::: Information shown :::

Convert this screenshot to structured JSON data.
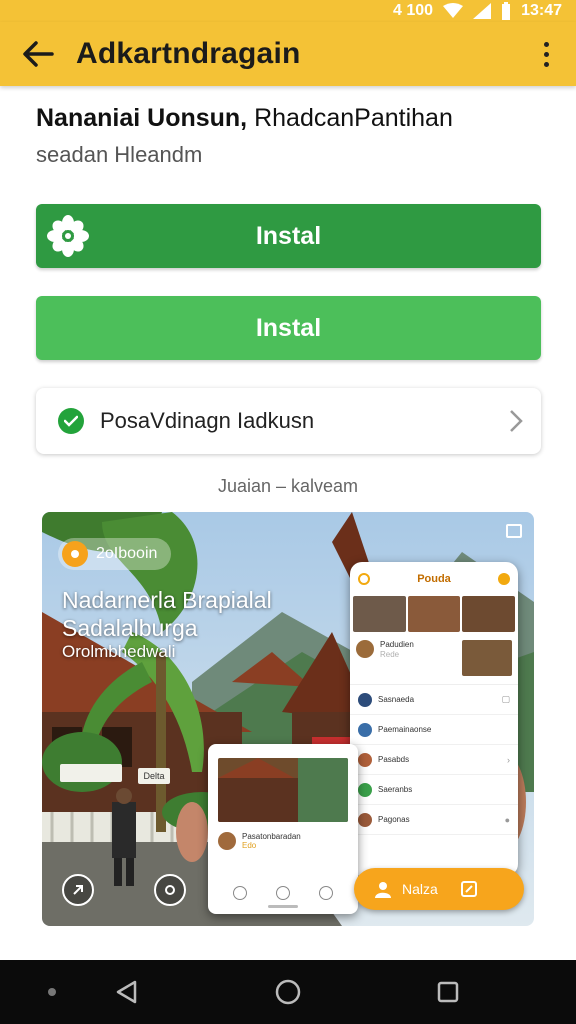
{
  "status_bar": {
    "time": "13:47",
    "signal_label": "4 100"
  },
  "app_bar": {
    "title": "Adkartndragain"
  },
  "heading": {
    "bold": "Nananiai Uonsun,",
    "regular": " RhadcanPantihan"
  },
  "subheading": "seadan Hleandm",
  "buttons": [
    {
      "label": "Instal",
      "color": "#2f9a42"
    },
    {
      "label": "Instal",
      "color": "#4cbf5a"
    }
  ],
  "verified_card": {
    "label": "PosaVdinagn Iadkusn"
  },
  "caption": "Juaian – kalveam",
  "hero": {
    "chip": "2oIbooin",
    "title_line1": "Nadarnerla Brapialal",
    "title_line2": "Sadalalburga",
    "subtitle": "Orolmbhedwali",
    "sign_left": "",
    "sign_small": "Delta",
    "phone": {
      "title": "Pouda",
      "feature_title": "Padudien",
      "feature_sub": "Rede",
      "rows": [
        "Sasnaeda",
        "Paemainaonse",
        "Pasabds",
        "Saeranbs",
        "Pagonas"
      ]
    },
    "small_phone": {
      "row_label": "Pasatonbaradan",
      "row_sub": "Edo"
    },
    "fab_label": "Nalza"
  },
  "colors": {
    "accent_yellow": "#f4c236",
    "primary_green": "#2f9a42",
    "light_green": "#4cbf5a",
    "orange": "#f7a51c"
  }
}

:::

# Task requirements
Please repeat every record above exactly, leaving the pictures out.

# Solution to this exercise
Convert this screenshot to structured JSON data.
{
  "status_bar": {
    "time": "13:47",
    "signal_label": "4 100"
  },
  "app_bar": {
    "title": "Adkartndragain"
  },
  "heading": {
    "bold": "Nananiai Uonsun,",
    "regular": " RhadcanPantihan"
  },
  "subheading": "seadan Hleandm",
  "buttons": [
    {
      "label": "Instal",
      "color": "#2f9a42"
    },
    {
      "label": "Instal",
      "color": "#4cbf5a"
    }
  ],
  "verified_card": {
    "label": "PosaVdinagn Iadkusn"
  },
  "caption": "Juaian – kalveam",
  "hero": {
    "chip": "2oIbooin",
    "title_line1": "Nadarnerla Brapialal",
    "title_line2": "Sadalalburga",
    "subtitle": "Orolmbhedwali",
    "sign_left": "",
    "sign_small": "Delta",
    "phone": {
      "title": "Pouda",
      "feature_title": "Padudien",
      "feature_sub": "Rede",
      "rows": [
        "Sasnaeda",
        "Paemainaonse",
        "Pasabds",
        "Saeranbs",
        "Pagonas"
      ]
    },
    "small_phone": {
      "row_label": "Pasatonbaradan",
      "row_sub": "Edo"
    },
    "fab_label": "Nalza"
  },
  "colors": {
    "accent_yellow": "#f4c236",
    "primary_green": "#2f9a42",
    "light_green": "#4cbf5a",
    "orange": "#f7a51c"
  }
}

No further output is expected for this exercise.